**Description of the task:**
Give the records below again, word for word. No pictures belong in the copy.

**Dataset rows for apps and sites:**
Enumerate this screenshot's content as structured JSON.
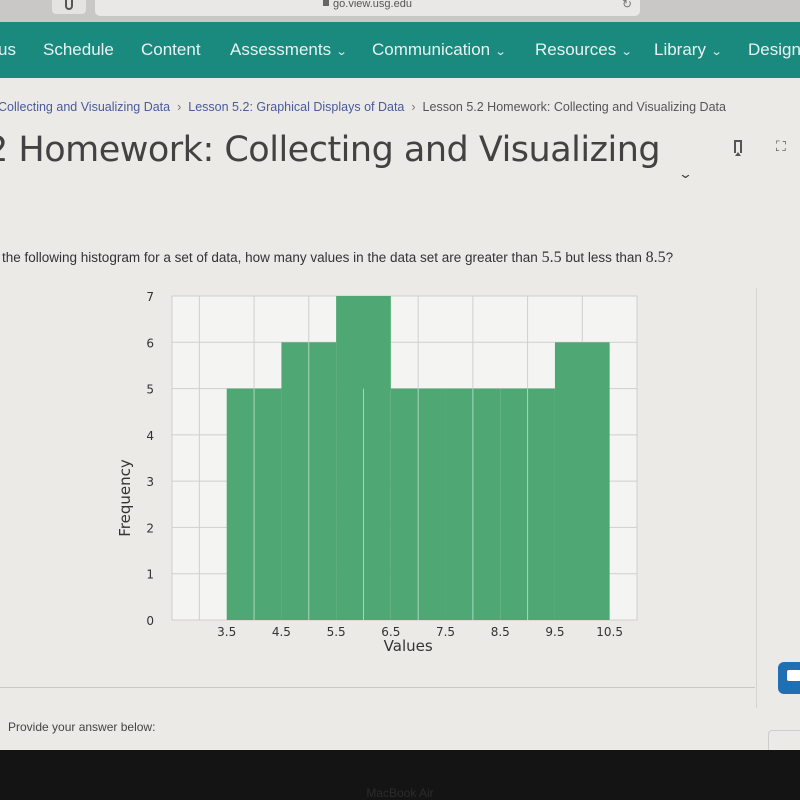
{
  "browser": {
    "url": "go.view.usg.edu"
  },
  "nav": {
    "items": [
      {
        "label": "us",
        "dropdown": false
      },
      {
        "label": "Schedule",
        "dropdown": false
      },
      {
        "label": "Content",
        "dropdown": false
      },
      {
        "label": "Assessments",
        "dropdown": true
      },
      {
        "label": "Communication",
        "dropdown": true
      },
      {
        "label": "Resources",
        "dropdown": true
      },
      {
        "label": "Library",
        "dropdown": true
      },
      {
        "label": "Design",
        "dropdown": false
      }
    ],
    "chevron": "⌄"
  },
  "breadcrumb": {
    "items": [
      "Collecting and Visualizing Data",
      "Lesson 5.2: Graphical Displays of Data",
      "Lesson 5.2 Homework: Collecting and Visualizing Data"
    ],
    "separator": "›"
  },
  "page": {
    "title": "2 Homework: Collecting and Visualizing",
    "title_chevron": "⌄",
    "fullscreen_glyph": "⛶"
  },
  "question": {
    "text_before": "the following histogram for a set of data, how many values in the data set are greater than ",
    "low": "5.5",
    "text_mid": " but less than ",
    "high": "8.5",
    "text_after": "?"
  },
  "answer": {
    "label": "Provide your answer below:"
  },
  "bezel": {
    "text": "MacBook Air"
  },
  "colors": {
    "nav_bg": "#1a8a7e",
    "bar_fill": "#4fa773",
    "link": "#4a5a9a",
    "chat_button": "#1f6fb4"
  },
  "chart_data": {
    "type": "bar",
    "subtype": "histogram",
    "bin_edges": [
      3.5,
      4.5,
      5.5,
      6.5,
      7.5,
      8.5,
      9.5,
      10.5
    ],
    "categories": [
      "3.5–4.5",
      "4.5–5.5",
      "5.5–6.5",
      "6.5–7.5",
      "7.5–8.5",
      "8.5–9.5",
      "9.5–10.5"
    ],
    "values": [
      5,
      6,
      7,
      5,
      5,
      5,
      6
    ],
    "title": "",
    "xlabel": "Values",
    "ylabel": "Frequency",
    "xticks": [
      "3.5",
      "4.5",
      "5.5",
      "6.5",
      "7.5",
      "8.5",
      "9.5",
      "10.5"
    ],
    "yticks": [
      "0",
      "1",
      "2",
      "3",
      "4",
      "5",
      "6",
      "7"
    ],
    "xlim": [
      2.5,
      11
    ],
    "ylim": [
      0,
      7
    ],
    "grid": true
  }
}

**Answer to this task:**
Enumerate this screenshot's content as structured JSON.
{
  "browser": {
    "url": "go.view.usg.edu"
  },
  "nav": {
    "items": [
      {
        "label": "us",
        "dropdown": false
      },
      {
        "label": "Schedule",
        "dropdown": false
      },
      {
        "label": "Content",
        "dropdown": false
      },
      {
        "label": "Assessments",
        "dropdown": true
      },
      {
        "label": "Communication",
        "dropdown": true
      },
      {
        "label": "Resources",
        "dropdown": true
      },
      {
        "label": "Library",
        "dropdown": true
      },
      {
        "label": "Design",
        "dropdown": false
      }
    ],
    "chevron": "⌄"
  },
  "breadcrumb": {
    "items": [
      "Collecting and Visualizing Data",
      "Lesson 5.2: Graphical Displays of Data",
      "Lesson 5.2 Homework: Collecting and Visualizing Data"
    ],
    "separator": "›"
  },
  "page": {
    "title": "2 Homework: Collecting and Visualizing",
    "title_chevron": "⌄",
    "fullscreen_glyph": "⛶"
  },
  "question": {
    "text_before": "the following histogram for a set of data, how many values in the data set are greater than ",
    "low": "5.5",
    "text_mid": " but less than ",
    "high": "8.5",
    "text_after": "?"
  },
  "answer": {
    "label": "Provide your answer below:"
  },
  "bezel": {
    "text": "MacBook Air"
  },
  "colors": {
    "nav_bg": "#1a8a7e",
    "bar_fill": "#4fa773",
    "link": "#4a5a9a",
    "chat_button": "#1f6fb4"
  },
  "chart_data": {
    "type": "bar",
    "subtype": "histogram",
    "bin_edges": [
      3.5,
      4.5,
      5.5,
      6.5,
      7.5,
      8.5,
      9.5,
      10.5
    ],
    "categories": [
      "3.5–4.5",
      "4.5–5.5",
      "5.5–6.5",
      "6.5–7.5",
      "7.5–8.5",
      "8.5–9.5",
      "9.5–10.5"
    ],
    "values": [
      5,
      6,
      7,
      5,
      5,
      5,
      6
    ],
    "title": "",
    "xlabel": "Values",
    "ylabel": "Frequency",
    "xticks": [
      "3.5",
      "4.5",
      "5.5",
      "6.5",
      "7.5",
      "8.5",
      "9.5",
      "10.5"
    ],
    "yticks": [
      "0",
      "1",
      "2",
      "3",
      "4",
      "5",
      "6",
      "7"
    ],
    "xlim": [
      2.5,
      11
    ],
    "ylim": [
      0,
      7
    ],
    "grid": true
  }
}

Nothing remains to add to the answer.